1. Christian missionaries used to establish a `feldekirk' or field church, by erecting a cross near a camp or town before preaching, and we know of three such sites in Anglo-Saxon Salford, Cross Lane, White Cross Bank and Greengate (where the town cross later stood). These were probably erected in the seventh century when Eadwine, King of Northumbria became Christian, and his Archbishop Paulinus began an intensive missionary campaign in the north of England.

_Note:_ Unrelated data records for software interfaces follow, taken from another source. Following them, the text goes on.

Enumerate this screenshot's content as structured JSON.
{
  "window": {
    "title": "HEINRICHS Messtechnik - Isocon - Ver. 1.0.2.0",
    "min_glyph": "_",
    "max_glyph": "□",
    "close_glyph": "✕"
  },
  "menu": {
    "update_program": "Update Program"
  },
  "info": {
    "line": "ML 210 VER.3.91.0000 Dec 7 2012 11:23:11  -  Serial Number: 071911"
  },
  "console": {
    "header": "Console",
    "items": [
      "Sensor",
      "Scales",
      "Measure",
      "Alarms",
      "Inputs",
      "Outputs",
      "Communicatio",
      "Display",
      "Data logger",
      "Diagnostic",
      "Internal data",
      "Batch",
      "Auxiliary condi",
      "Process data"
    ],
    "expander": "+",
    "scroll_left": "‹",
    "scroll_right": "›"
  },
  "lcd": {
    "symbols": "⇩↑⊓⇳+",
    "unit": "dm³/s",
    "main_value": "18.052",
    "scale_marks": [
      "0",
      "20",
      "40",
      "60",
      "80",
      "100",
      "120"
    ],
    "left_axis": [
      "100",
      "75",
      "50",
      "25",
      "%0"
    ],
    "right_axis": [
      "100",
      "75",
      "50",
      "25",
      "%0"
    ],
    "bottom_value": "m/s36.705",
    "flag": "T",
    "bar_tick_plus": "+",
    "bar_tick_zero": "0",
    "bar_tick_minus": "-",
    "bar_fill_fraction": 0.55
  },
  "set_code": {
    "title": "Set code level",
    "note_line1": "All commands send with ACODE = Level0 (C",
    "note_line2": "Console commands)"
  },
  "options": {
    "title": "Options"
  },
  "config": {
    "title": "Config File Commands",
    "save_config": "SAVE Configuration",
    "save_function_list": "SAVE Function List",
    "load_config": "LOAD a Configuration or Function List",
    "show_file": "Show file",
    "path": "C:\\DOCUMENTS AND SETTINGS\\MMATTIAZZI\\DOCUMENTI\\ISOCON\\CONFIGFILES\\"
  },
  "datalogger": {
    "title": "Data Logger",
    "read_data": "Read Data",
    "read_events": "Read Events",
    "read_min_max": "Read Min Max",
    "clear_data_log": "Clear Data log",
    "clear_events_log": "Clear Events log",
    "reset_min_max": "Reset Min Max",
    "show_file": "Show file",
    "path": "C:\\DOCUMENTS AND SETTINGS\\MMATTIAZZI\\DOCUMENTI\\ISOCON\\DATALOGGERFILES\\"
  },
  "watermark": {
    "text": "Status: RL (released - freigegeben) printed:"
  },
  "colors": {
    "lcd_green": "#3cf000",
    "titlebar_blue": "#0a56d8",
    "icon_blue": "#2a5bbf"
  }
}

2. A Great Cave along the `Woerdsal' or Orsdall Lane, was a place of Saxon worship to Woden, before it became a hermitage for monks of the Cluniac order. (Unfortunately, like many other precious relics of Old Salford, the Cave, which was bounded by Ordsall Lane, Everard Street, Oldfield Road and Woden Street was destroyed forever by James Hall the Quaker in 1808 when he built his house `Sunnyside' on Ordsall Hill.
Woden's cave at Ordsall in 1780
3. In 1154, Hugo de Burun, Lord of Horestan in Derbyshire, joined the order and retired to the Kersal Cell, his influential patronage bringing Kersal great fame, while the Chapel of Ordsall fell into disuse. The Cluniac Order was famous throughout Europe for being great pioneers of public education, a fact which no doubt had a marked influence on the Salford of the day.
4. In the thirteenth century, Ranulph de Blundeville, in an attempt to resist growing Papal domination, unwittingly included clauses in Salford's unique and historic Charter which would deprive the Burgesses of their own Parish Church for the next four hundred years.
`XII Moreover, when any Burgesses shall wish to grant mortgage or sell his Burgage, he may do so to any one, unless the Heirs wish to buy it, and then the nearest shall have the preference, saving my service, and so that it be not sold to Religion.
XX When a Burgess, if he have no heir, can leave his Burgage and his Chattels, whensoever he dies, to whom he pleases saving my right, viz. Four Pence, and saving the service pertaining to the said Burgage to be alienated in Religion
XXVI Whoever may wish to sell his Burgage, except to Religion, and to leave the Town, shall pay me Four Pence, and go freely wheresoever he wishes with all his chattels..
Sacred Trinity church This church would be named The Sacred Trinity (which still stand on Chapel Street today). The burgesses of the city having long been dissatisfied that, despite Salford's commercial importance and a ncient status, it had no ecclesiastical centre for public worship; its citizens being forced to endure the indignity of crossing the bridge into Manchester. Therefore, in 1634 the first foundation stone was laid by the great benefactor, Humphrey Booth, one the main instigators of its being
At one time, a two-storeyed Chantry Chapel stood on Salford Bridge, it contained a Chapel, a Guildhall and a Cell for the Chantry Priest. Here, wayfarers would stop and pray,and be given alms and food before journeying on.
Salford also had a holy well, known at various times as ``Our Lady's Spring'' and the ``Lady Pearle Spring'' where the lame and sick could come to bathe and drink it's healing water. Vol.II. of the Portmote Records show a charge in the Constable's accounts for ``carrying a creple to the powl'' This well was situated on Spaw Street, behind Chapel Street - so named because it later became a fashionable `Spa'
Salford Portmote Records 1597-1669
Salford Through The Ages - the `fons et origo of an Industrial City, by Charles P Hampson
Information provided by Anne Gerhard,